(Items from an interface collection)

»»

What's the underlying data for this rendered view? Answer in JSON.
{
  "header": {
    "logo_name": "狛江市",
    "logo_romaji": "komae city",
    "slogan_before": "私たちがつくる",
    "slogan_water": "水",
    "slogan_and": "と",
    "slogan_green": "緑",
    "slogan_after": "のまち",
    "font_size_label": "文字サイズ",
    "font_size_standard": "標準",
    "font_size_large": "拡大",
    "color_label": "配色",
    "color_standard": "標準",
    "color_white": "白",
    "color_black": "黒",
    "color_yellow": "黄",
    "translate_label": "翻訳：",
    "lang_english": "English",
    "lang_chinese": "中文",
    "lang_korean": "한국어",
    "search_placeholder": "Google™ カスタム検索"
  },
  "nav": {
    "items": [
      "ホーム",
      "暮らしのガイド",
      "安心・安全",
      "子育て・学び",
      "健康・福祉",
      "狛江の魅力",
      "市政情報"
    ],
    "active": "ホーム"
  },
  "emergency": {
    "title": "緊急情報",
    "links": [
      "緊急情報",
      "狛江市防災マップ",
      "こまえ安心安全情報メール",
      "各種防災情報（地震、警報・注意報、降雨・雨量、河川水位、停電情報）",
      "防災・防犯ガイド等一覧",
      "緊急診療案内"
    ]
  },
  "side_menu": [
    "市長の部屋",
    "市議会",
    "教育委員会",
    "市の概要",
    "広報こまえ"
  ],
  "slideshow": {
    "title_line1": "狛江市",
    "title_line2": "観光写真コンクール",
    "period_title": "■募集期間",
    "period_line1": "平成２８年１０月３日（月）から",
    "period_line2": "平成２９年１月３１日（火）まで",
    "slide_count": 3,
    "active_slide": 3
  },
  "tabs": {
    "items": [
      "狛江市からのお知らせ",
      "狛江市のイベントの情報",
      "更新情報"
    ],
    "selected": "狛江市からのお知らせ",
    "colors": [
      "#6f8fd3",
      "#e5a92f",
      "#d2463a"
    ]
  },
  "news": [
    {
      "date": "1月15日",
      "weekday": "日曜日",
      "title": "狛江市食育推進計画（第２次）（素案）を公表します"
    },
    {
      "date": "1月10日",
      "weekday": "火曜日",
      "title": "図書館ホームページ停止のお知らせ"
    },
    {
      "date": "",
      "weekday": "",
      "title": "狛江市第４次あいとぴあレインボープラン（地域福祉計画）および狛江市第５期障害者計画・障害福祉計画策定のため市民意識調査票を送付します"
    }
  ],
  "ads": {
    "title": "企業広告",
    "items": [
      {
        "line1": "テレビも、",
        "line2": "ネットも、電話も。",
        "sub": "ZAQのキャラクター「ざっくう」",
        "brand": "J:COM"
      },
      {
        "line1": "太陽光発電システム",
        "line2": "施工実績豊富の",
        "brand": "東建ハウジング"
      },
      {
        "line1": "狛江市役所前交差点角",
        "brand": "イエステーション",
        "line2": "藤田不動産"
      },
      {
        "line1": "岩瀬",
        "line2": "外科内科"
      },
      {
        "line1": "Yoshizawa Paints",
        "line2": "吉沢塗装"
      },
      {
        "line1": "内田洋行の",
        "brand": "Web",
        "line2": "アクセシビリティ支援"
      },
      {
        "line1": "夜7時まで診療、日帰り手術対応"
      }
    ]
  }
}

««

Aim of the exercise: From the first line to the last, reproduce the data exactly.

Task result:
What's the underlying data for this rendered view? Answer in JSON.
{
  "header": {
    "logo_name": "狛江市",
    "logo_romaji": "komae city",
    "slogan_before": "私たちがつくる",
    "slogan_water": "水",
    "slogan_and": "と",
    "slogan_green": "緑",
    "slogan_after": "のまち",
    "font_size_label": "文字サイズ",
    "font_size_standard": "標準",
    "font_size_large": "拡大",
    "color_label": "配色",
    "color_standard": "標準",
    "color_white": "白",
    "color_black": "黒",
    "color_yellow": "黄",
    "translate_label": "翻訳：",
    "lang_english": "English",
    "lang_chinese": "中文",
    "lang_korean": "한국어",
    "search_placeholder": "Google™ カスタム検索"
  },
  "nav": {
    "items": [
      "ホーム",
      "暮らしのガイド",
      "安心・安全",
      "子育て・学び",
      "健康・福祉",
      "狛江の魅力",
      "市政情報"
    ],
    "active": "ホーム"
  },
  "emergency": {
    "title": "緊急情報",
    "links": [
      "緊急情報",
      "狛江市防災マップ",
      "こまえ安心安全情報メール",
      "各種防災情報（地震、警報・注意報、降雨・雨量、河川水位、停電情報）",
      "防災・防犯ガイド等一覧",
      "緊急診療案内"
    ]
  },
  "side_menu": [
    "市長の部屋",
    "市議会",
    "教育委員会",
    "市の概要",
    "広報こまえ"
  ],
  "slideshow": {
    "title_line1": "狛江市",
    "title_line2": "観光写真コンクール",
    "period_title": "■募集期間",
    "period_line1": "平成２８年１０月３日（月）から",
    "period_line2": "平成２９年１月３１日（火）まで",
    "slide_count": 3,
    "active_slide": 3
  },
  "tabs": {
    "items": [
      "狛江市からのお知らせ",
      "狛江市のイベントの情報",
      "更新情報"
    ],
    "selected": "狛江市からのお知らせ",
    "colors": [
      "#6f8fd3",
      "#e5a92f",
      "#d2463a"
    ]
  },
  "news": [
    {
      "date": "1月15日",
      "weekday": "日曜日",
      "title": "狛江市食育推進計画（第２次）（素案）を公表します"
    },
    {
      "date": "1月10日",
      "weekday": "火曜日",
      "title": "図書館ホームページ停止のお知らせ"
    },
    {
      "date": "",
      "weekday": "",
      "title": "狛江市第４次あいとぴあレインボープラン（地域福祉計画）および狛江市第５期障害者計画・障害福祉計画策定のため市民意識調査票を送付します"
    }
  ],
  "ads": {
    "title": "企業広告",
    "items": [
      {
        "line1": "テレビも、",
        "line2": "ネットも、電話も。",
        "sub": "ZAQのキャラクター「ざっくう」",
        "brand": "J:COM"
      },
      {
        "line1": "太陽光発電システム",
        "line2": "施工実績豊富の",
        "brand": "東建ハウジング"
      },
      {
        "line1": "狛江市役所前交差点角",
        "brand": "イエステーション",
        "line2": "藤田不動産"
      },
      {
        "line1": "岩瀬",
        "line2": "外科内科"
      },
      {
        "line1": "Yoshizawa Paints",
        "line2": "吉沢塗装"
      },
      {
        "line1": "内田洋行の",
        "brand": "Web",
        "line2": "アクセシビリティ支援"
      },
      {
        "line1": "夜7時まで診療、日帰り手術対応"
      }
    ]
  }
}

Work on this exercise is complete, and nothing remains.